[WHAT YOU HAVE TO DO]: Please copy every line from the following entries in which the word "product" appears.

▼

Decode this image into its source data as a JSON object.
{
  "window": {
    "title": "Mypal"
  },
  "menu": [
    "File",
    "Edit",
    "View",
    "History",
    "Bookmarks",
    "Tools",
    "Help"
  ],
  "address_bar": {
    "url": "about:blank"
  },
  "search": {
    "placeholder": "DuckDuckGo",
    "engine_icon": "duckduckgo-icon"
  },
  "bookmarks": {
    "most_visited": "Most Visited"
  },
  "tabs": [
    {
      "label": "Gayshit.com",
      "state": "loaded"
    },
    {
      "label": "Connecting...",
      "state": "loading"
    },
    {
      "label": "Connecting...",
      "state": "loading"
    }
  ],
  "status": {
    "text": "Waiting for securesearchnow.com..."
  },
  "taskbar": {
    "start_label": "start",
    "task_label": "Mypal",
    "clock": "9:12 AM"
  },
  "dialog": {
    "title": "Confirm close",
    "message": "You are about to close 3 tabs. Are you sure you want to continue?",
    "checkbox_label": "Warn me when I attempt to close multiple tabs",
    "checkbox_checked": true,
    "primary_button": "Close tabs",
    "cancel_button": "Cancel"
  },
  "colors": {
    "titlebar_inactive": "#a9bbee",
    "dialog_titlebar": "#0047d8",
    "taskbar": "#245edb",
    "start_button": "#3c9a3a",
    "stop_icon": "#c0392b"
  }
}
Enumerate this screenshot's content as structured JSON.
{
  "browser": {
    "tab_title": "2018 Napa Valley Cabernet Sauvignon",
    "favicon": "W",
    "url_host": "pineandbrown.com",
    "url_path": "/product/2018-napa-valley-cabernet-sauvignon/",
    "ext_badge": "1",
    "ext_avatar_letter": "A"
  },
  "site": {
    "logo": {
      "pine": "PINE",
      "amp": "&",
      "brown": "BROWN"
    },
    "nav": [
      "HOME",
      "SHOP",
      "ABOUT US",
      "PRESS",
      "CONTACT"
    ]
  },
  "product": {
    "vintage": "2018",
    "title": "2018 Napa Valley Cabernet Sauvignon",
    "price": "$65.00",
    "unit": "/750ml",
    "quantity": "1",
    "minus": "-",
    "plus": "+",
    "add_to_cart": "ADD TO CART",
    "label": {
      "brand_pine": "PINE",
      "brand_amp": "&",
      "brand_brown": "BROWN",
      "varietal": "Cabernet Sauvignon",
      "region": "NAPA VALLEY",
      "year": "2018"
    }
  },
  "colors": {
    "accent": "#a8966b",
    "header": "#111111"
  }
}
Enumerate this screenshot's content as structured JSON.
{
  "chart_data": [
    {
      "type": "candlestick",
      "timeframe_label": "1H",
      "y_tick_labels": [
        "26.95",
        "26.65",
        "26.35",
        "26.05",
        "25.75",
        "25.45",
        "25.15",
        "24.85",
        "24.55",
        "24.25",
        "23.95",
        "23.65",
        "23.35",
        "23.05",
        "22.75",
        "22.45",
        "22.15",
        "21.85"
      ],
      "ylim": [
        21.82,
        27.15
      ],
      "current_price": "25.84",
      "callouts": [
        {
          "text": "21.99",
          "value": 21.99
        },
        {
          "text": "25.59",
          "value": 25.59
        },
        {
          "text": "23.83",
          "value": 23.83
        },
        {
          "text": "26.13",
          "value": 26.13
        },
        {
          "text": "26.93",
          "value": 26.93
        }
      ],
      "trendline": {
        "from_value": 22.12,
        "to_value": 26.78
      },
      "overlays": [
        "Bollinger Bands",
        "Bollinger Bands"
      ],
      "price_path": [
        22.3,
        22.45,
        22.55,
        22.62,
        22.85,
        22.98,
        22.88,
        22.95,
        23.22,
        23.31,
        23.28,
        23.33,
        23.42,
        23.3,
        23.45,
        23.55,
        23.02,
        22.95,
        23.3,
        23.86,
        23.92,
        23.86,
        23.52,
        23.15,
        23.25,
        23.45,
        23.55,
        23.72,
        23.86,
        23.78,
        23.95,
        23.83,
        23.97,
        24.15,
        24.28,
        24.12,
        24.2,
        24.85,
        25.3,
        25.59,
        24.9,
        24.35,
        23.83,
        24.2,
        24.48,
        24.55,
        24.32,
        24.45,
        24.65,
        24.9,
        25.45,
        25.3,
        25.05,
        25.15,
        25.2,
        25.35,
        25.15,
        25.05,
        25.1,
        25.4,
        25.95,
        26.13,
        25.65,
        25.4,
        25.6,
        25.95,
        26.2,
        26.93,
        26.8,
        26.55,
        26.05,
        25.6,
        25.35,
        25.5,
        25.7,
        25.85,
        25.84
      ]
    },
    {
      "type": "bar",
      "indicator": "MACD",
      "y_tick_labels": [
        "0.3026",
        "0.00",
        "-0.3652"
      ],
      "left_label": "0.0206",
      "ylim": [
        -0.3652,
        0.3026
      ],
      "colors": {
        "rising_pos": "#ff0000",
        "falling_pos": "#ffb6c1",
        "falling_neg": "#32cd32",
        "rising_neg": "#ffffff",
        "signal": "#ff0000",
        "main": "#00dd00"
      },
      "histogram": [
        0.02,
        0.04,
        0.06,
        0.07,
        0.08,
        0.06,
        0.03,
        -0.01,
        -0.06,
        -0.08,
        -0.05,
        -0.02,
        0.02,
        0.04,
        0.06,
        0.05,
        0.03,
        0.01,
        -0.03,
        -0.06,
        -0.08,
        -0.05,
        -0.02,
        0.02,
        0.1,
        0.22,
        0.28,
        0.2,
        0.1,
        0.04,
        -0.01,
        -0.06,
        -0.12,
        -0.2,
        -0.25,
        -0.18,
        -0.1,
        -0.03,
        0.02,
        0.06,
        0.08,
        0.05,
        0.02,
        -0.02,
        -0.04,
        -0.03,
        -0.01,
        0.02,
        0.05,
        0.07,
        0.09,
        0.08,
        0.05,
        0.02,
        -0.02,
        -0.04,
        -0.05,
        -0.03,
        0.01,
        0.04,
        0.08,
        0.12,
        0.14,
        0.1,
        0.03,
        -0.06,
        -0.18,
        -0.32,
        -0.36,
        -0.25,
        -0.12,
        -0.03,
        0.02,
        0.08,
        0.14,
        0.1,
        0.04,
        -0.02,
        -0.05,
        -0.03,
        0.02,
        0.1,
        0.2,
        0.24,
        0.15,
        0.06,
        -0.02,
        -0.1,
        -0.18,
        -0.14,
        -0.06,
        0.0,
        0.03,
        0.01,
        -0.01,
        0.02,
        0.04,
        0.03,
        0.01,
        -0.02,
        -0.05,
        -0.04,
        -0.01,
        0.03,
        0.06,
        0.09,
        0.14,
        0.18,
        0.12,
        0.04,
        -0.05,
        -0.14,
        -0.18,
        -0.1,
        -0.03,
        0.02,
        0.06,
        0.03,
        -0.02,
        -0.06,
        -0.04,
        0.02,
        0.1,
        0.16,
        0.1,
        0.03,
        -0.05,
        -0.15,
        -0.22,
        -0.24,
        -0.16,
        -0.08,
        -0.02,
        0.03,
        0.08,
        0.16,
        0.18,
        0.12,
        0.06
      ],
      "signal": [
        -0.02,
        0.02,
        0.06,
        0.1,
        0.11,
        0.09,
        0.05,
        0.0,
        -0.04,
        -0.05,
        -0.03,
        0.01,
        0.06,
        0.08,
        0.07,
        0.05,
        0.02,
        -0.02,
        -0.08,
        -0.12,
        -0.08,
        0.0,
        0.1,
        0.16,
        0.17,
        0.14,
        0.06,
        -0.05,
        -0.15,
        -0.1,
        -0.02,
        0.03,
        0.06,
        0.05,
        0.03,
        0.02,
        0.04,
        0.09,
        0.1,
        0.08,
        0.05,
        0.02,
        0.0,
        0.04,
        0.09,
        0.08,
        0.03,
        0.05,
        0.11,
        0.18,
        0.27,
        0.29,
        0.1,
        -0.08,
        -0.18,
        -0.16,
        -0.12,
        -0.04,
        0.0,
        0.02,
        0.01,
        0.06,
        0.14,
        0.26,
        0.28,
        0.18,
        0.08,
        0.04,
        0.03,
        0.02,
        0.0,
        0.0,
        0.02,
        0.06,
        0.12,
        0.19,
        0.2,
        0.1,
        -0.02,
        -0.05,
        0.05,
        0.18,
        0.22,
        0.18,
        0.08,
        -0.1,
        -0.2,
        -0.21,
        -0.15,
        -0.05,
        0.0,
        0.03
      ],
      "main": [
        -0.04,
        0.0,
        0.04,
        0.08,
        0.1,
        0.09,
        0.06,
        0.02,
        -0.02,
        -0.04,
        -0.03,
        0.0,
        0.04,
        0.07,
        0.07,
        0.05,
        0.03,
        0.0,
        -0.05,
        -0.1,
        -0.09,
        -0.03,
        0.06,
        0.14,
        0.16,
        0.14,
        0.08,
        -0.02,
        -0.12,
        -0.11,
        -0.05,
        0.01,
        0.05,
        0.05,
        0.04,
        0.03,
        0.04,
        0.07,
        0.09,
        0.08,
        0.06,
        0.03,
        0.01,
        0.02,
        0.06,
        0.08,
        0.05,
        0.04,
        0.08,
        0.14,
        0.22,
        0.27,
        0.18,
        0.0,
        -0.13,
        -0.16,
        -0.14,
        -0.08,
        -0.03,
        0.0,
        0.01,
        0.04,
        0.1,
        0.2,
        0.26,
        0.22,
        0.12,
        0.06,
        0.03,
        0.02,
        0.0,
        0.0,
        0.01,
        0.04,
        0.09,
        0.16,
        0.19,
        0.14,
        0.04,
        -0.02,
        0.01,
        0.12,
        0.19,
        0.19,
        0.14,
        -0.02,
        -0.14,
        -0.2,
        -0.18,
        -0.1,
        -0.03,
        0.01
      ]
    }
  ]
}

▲

[SOLUTION TO THIS TASK]:
    "url_path": "/product/2018-napa-valley-cabernet-sauvignon/",
  "product": {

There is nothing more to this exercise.